Nice. It reminds me of how compilers generate the optimal sequence of ADD+MUL for a division by a constant; in that case, the algorithm is simpler and has been synthesized in closed form, so the compiler can simply implement the logic (it doesn't need to "bruteforce" its way to it).

This is for instance Go's implementation which is readable and well documented:

Metalesson from whitequark is that they show us how we can be smart by rigorously applying existing wisdom. Esp by learning to use existing tools and taking advice from experts.

> My chosen approach (thanks to John Regehr for the suggestion) is to implement an interpreter for an abstract 8051 assembly representation in Racket and then use Rosette to translate assertions about the results of interpreting an arbitrary piece of code into a query for an SMT solver.

## 7 Comments:

Nice. It reminds me of how compilers generate the optimal sequence of ADD+MUL for a division by a constant; in that case, the algorithm is simpler and has been synthesized in closed form, so the compiler can simply implement the logic (it doesn't need to "bruteforce" its way to it).

This is for instance Go's implementation which is readable and well documented:

https://github.com/golang/go/blob/master/src/cmd/compile/int...

Metalesson from whitequark is that they show us how we can be smart by rigorously applying existing wisdom. Esp by learning to use existing tools and taking advice from experts.

> My chosen approach (thanks to John Regehr for the suggestion) is to implement an interpreter for an abstract 8051 assembly representation in Racket and then use Rosette to translate assertions about the results of interpreting an arbitrary piece of code into a query for an SMT solver.

This appears to be a super-optimizer (https://en.wikipedia.org/wiki/Superoptimization) implementation, one of the smaller ones I have seen. Very cool!

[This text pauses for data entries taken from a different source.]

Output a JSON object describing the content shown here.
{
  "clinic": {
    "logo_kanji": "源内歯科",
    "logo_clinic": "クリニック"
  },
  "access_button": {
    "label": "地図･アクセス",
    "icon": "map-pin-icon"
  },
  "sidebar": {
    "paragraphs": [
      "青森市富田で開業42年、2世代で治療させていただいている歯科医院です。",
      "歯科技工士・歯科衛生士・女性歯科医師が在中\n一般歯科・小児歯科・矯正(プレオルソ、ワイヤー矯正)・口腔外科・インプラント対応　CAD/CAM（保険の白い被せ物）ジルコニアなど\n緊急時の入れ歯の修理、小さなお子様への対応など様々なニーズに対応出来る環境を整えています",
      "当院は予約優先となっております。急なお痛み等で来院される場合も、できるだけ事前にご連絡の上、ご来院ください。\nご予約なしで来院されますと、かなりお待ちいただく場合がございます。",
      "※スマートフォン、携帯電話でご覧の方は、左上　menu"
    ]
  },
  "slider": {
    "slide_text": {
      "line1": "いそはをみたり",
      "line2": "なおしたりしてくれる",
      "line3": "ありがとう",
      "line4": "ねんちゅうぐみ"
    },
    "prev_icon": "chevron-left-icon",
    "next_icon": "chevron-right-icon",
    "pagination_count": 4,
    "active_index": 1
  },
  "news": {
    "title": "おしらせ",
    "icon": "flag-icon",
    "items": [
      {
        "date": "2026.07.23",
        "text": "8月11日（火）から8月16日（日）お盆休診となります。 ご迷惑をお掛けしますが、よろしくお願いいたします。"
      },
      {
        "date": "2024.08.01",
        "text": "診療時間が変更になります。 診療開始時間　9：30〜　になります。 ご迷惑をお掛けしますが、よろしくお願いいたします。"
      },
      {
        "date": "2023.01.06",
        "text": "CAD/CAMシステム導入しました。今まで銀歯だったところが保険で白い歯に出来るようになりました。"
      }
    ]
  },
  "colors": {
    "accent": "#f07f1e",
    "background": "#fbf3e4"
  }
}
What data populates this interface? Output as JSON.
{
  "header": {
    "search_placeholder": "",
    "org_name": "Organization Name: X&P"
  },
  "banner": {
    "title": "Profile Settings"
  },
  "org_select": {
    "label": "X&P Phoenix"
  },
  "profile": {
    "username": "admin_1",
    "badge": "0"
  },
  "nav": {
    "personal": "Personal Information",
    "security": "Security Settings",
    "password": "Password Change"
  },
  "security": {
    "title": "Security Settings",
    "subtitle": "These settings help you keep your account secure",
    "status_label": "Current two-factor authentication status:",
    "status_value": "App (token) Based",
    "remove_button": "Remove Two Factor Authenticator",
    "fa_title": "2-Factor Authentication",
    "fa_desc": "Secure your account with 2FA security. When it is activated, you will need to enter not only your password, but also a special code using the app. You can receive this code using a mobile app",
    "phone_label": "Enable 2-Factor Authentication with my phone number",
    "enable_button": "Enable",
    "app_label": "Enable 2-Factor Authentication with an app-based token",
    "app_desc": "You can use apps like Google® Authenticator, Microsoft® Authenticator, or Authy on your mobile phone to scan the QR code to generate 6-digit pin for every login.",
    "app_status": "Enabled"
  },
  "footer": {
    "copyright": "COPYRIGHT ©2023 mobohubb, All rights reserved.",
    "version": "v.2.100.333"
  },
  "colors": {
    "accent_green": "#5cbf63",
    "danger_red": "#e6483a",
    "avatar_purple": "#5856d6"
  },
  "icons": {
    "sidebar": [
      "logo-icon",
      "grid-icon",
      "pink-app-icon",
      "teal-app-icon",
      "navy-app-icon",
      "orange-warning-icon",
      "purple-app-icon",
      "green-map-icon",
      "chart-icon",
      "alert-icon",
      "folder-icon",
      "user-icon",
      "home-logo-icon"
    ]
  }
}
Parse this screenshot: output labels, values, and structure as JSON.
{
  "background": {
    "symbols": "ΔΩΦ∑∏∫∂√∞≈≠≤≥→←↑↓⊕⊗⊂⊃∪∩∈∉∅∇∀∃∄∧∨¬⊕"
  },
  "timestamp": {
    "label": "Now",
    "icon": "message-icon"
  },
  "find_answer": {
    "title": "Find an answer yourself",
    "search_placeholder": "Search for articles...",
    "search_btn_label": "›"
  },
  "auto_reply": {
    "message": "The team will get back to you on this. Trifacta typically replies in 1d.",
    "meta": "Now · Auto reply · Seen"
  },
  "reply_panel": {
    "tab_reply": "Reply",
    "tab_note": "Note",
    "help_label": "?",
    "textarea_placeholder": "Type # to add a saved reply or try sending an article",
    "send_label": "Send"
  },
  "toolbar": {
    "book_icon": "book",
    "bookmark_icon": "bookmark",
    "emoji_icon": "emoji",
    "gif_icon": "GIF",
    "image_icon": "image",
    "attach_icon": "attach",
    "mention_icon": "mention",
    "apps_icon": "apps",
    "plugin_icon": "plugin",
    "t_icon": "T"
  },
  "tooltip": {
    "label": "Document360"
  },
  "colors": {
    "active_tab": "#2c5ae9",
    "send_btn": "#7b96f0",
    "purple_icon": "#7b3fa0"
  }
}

What speedup over the human-written routines does this achieve?

At least a 1x speedup!

This looks like what CVC4's SyGuS component is useful for, especially since their optimization criteria is "smallest program"

Very cool.